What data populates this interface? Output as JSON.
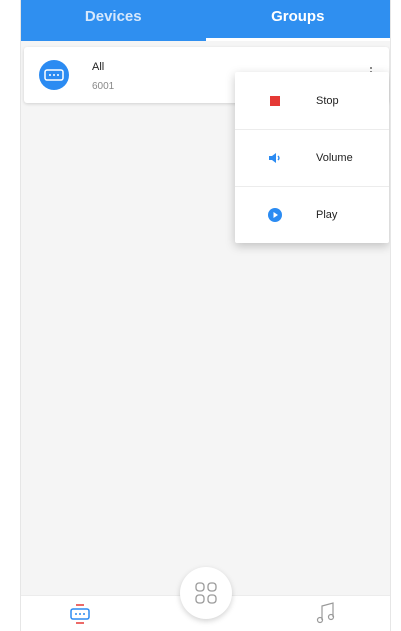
{
  "tabs": [
    {
      "label": "Devices",
      "active": false
    },
    {
      "label": "Groups",
      "active": true
    }
  ],
  "group": {
    "name": "All",
    "id": "6001",
    "icon": "speaker-icon"
  },
  "menu": {
    "items": [
      {
        "label": "Stop",
        "icon": "stop-icon",
        "color": "#e53935"
      },
      {
        "label": "Volume",
        "icon": "volume-icon",
        "color": "#2b8bf2"
      },
      {
        "label": "Play",
        "icon": "play-icon",
        "color": "#2b8bf2"
      }
    ]
  },
  "bottom_nav": {
    "items": [
      {
        "icon": "devices-icon"
      },
      {
        "icon": "apps-grid-icon"
      },
      {
        "icon": "music-note-icon"
      }
    ]
  },
  "colors": {
    "accent": "#2f8ff0",
    "stop": "#e53935"
  }
}
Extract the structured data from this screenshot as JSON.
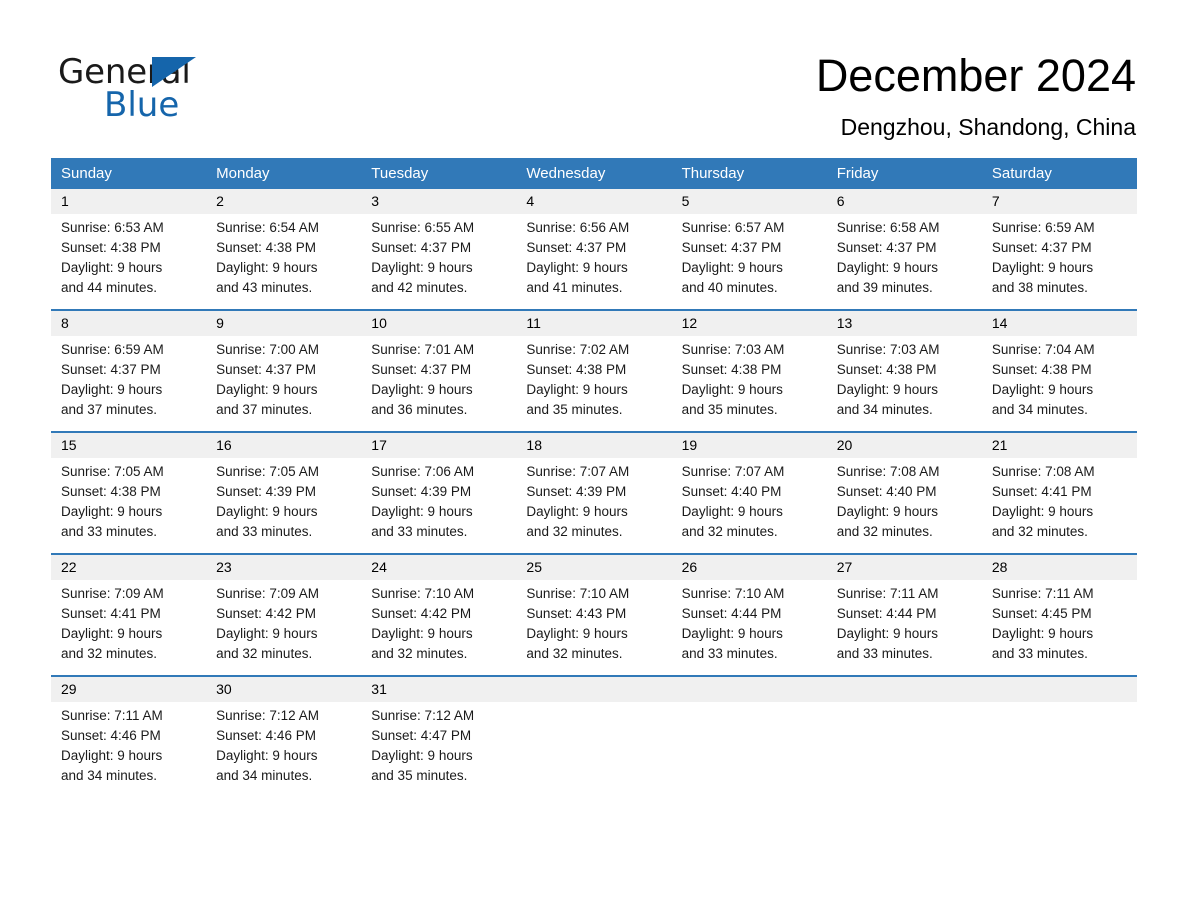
{
  "brand": {
    "name_part1": "General",
    "name_part2": "Blue",
    "accent_color": "#1565ab",
    "triangle_icon": "brand-triangle-icon"
  },
  "header": {
    "month_title": "December 2024",
    "location": "Dengzhou, Shandong, China"
  },
  "calendar": {
    "header_bg": "#3179b8",
    "daynumber_bg": "#f0f0f0",
    "weekdays": [
      "Sunday",
      "Monday",
      "Tuesday",
      "Wednesday",
      "Thursday",
      "Friday",
      "Saturday"
    ],
    "weeks": [
      {
        "days": [
          {
            "num": "1",
            "sunrise": "Sunrise: 6:53 AM",
            "sunset": "Sunset: 4:38 PM",
            "daylight1": "Daylight: 9 hours",
            "daylight2": "and 44 minutes."
          },
          {
            "num": "2",
            "sunrise": "Sunrise: 6:54 AM",
            "sunset": "Sunset: 4:38 PM",
            "daylight1": "Daylight: 9 hours",
            "daylight2": "and 43 minutes."
          },
          {
            "num": "3",
            "sunrise": "Sunrise: 6:55 AM",
            "sunset": "Sunset: 4:37 PM",
            "daylight1": "Daylight: 9 hours",
            "daylight2": "and 42 minutes."
          },
          {
            "num": "4",
            "sunrise": "Sunrise: 6:56 AM",
            "sunset": "Sunset: 4:37 PM",
            "daylight1": "Daylight: 9 hours",
            "daylight2": "and 41 minutes."
          },
          {
            "num": "5",
            "sunrise": "Sunrise: 6:57 AM",
            "sunset": "Sunset: 4:37 PM",
            "daylight1": "Daylight: 9 hours",
            "daylight2": "and 40 minutes."
          },
          {
            "num": "6",
            "sunrise": "Sunrise: 6:58 AM",
            "sunset": "Sunset: 4:37 PM",
            "daylight1": "Daylight: 9 hours",
            "daylight2": "and 39 minutes."
          },
          {
            "num": "7",
            "sunrise": "Sunrise: 6:59 AM",
            "sunset": "Sunset: 4:37 PM",
            "daylight1": "Daylight: 9 hours",
            "daylight2": "and 38 minutes."
          }
        ]
      },
      {
        "days": [
          {
            "num": "8",
            "sunrise": "Sunrise: 6:59 AM",
            "sunset": "Sunset: 4:37 PM",
            "daylight1": "Daylight: 9 hours",
            "daylight2": "and 37 minutes."
          },
          {
            "num": "9",
            "sunrise": "Sunrise: 7:00 AM",
            "sunset": "Sunset: 4:37 PM",
            "daylight1": "Daylight: 9 hours",
            "daylight2": "and 37 minutes."
          },
          {
            "num": "10",
            "sunrise": "Sunrise: 7:01 AM",
            "sunset": "Sunset: 4:37 PM",
            "daylight1": "Daylight: 9 hours",
            "daylight2": "and 36 minutes."
          },
          {
            "num": "11",
            "sunrise": "Sunrise: 7:02 AM",
            "sunset": "Sunset: 4:38 PM",
            "daylight1": "Daylight: 9 hours",
            "daylight2": "and 35 minutes."
          },
          {
            "num": "12",
            "sunrise": "Sunrise: 7:03 AM",
            "sunset": "Sunset: 4:38 PM",
            "daylight1": "Daylight: 9 hours",
            "daylight2": "and 35 minutes."
          },
          {
            "num": "13",
            "sunrise": "Sunrise: 7:03 AM",
            "sunset": "Sunset: 4:38 PM",
            "daylight1": "Daylight: 9 hours",
            "daylight2": "and 34 minutes."
          },
          {
            "num": "14",
            "sunrise": "Sunrise: 7:04 AM",
            "sunset": "Sunset: 4:38 PM",
            "daylight1": "Daylight: 9 hours",
            "daylight2": "and 34 minutes."
          }
        ]
      },
      {
        "days": [
          {
            "num": "15",
            "sunrise": "Sunrise: 7:05 AM",
            "sunset": "Sunset: 4:38 PM",
            "daylight1": "Daylight: 9 hours",
            "daylight2": "and 33 minutes."
          },
          {
            "num": "16",
            "sunrise": "Sunrise: 7:05 AM",
            "sunset": "Sunset: 4:39 PM",
            "daylight1": "Daylight: 9 hours",
            "daylight2": "and 33 minutes."
          },
          {
            "num": "17",
            "sunrise": "Sunrise: 7:06 AM",
            "sunset": "Sunset: 4:39 PM",
            "daylight1": "Daylight: 9 hours",
            "daylight2": "and 33 minutes."
          },
          {
            "num": "18",
            "sunrise": "Sunrise: 7:07 AM",
            "sunset": "Sunset: 4:39 PM",
            "daylight1": "Daylight: 9 hours",
            "daylight2": "and 32 minutes."
          },
          {
            "num": "19",
            "sunrise": "Sunrise: 7:07 AM",
            "sunset": "Sunset: 4:40 PM",
            "daylight1": "Daylight: 9 hours",
            "daylight2": "and 32 minutes."
          },
          {
            "num": "20",
            "sunrise": "Sunrise: 7:08 AM",
            "sunset": "Sunset: 4:40 PM",
            "daylight1": "Daylight: 9 hours",
            "daylight2": "and 32 minutes."
          },
          {
            "num": "21",
            "sunrise": "Sunrise: 7:08 AM",
            "sunset": "Sunset: 4:41 PM",
            "daylight1": "Daylight: 9 hours",
            "daylight2": "and 32 minutes."
          }
        ]
      },
      {
        "days": [
          {
            "num": "22",
            "sunrise": "Sunrise: 7:09 AM",
            "sunset": "Sunset: 4:41 PM",
            "daylight1": "Daylight: 9 hours",
            "daylight2": "and 32 minutes."
          },
          {
            "num": "23",
            "sunrise": "Sunrise: 7:09 AM",
            "sunset": "Sunset: 4:42 PM",
            "daylight1": "Daylight: 9 hours",
            "daylight2": "and 32 minutes."
          },
          {
            "num": "24",
            "sunrise": "Sunrise: 7:10 AM",
            "sunset": "Sunset: 4:42 PM",
            "daylight1": "Daylight: 9 hours",
            "daylight2": "and 32 minutes."
          },
          {
            "num": "25",
            "sunrise": "Sunrise: 7:10 AM",
            "sunset": "Sunset: 4:43 PM",
            "daylight1": "Daylight: 9 hours",
            "daylight2": "and 32 minutes."
          },
          {
            "num": "26",
            "sunrise": "Sunrise: 7:10 AM",
            "sunset": "Sunset: 4:44 PM",
            "daylight1": "Daylight: 9 hours",
            "daylight2": "and 33 minutes."
          },
          {
            "num": "27",
            "sunrise": "Sunrise: 7:11 AM",
            "sunset": "Sunset: 4:44 PM",
            "daylight1": "Daylight: 9 hours",
            "daylight2": "and 33 minutes."
          },
          {
            "num": "28",
            "sunrise": "Sunrise: 7:11 AM",
            "sunset": "Sunset: 4:45 PM",
            "daylight1": "Daylight: 9 hours",
            "daylight2": "and 33 minutes."
          }
        ]
      },
      {
        "days": [
          {
            "num": "29",
            "sunrise": "Sunrise: 7:11 AM",
            "sunset": "Sunset: 4:46 PM",
            "daylight1": "Daylight: 9 hours",
            "daylight2": "and 34 minutes."
          },
          {
            "num": "30",
            "sunrise": "Sunrise: 7:12 AM",
            "sunset": "Sunset: 4:46 PM",
            "daylight1": "Daylight: 9 hours",
            "daylight2": "and 34 minutes."
          },
          {
            "num": "31",
            "sunrise": "Sunrise: 7:12 AM",
            "sunset": "Sunset: 4:47 PM",
            "daylight1": "Daylight: 9 hours",
            "daylight2": "and 35 minutes."
          },
          {
            "num": "",
            "sunrise": "",
            "sunset": "",
            "daylight1": "",
            "daylight2": ""
          },
          {
            "num": "",
            "sunrise": "",
            "sunset": "",
            "daylight1": "",
            "daylight2": ""
          },
          {
            "num": "",
            "sunrise": "",
            "sunset": "",
            "daylight1": "",
            "daylight2": ""
          },
          {
            "num": "",
            "sunrise": "",
            "sunset": "",
            "daylight1": "",
            "daylight2": ""
          }
        ]
      }
    ]
  }
}
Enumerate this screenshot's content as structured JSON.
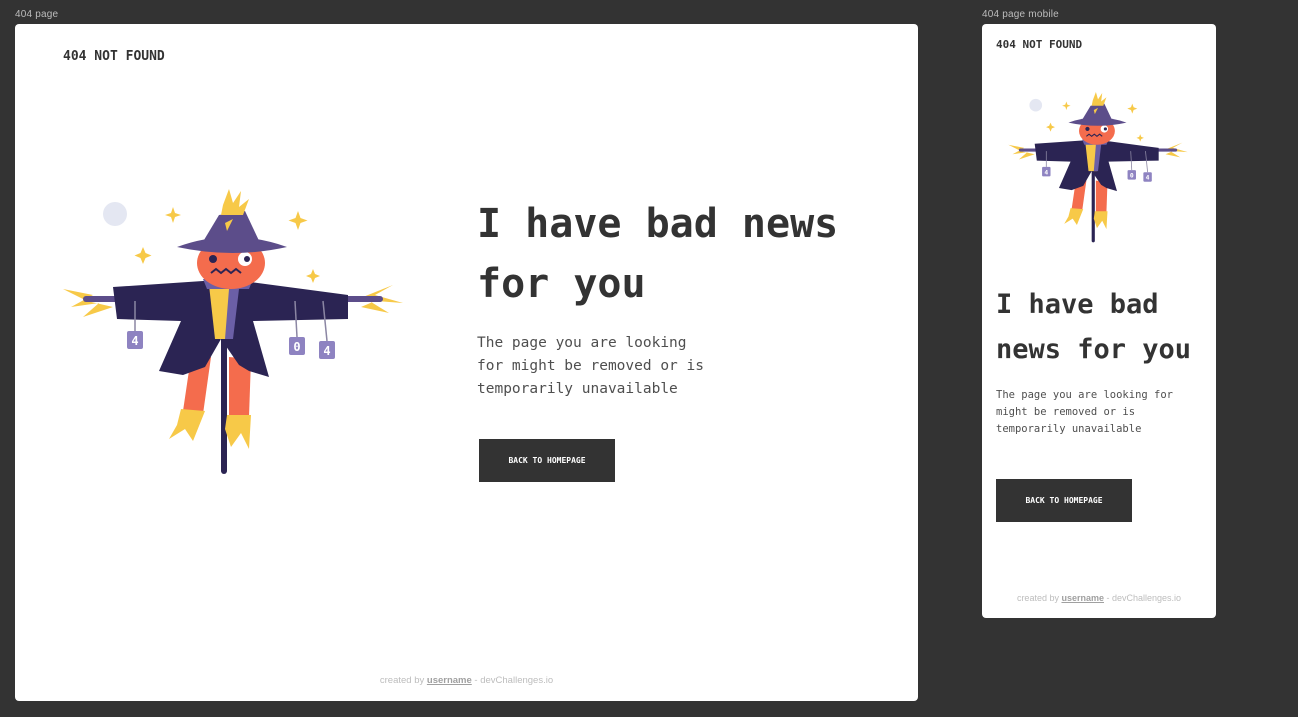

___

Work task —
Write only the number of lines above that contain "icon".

Response to this task —
8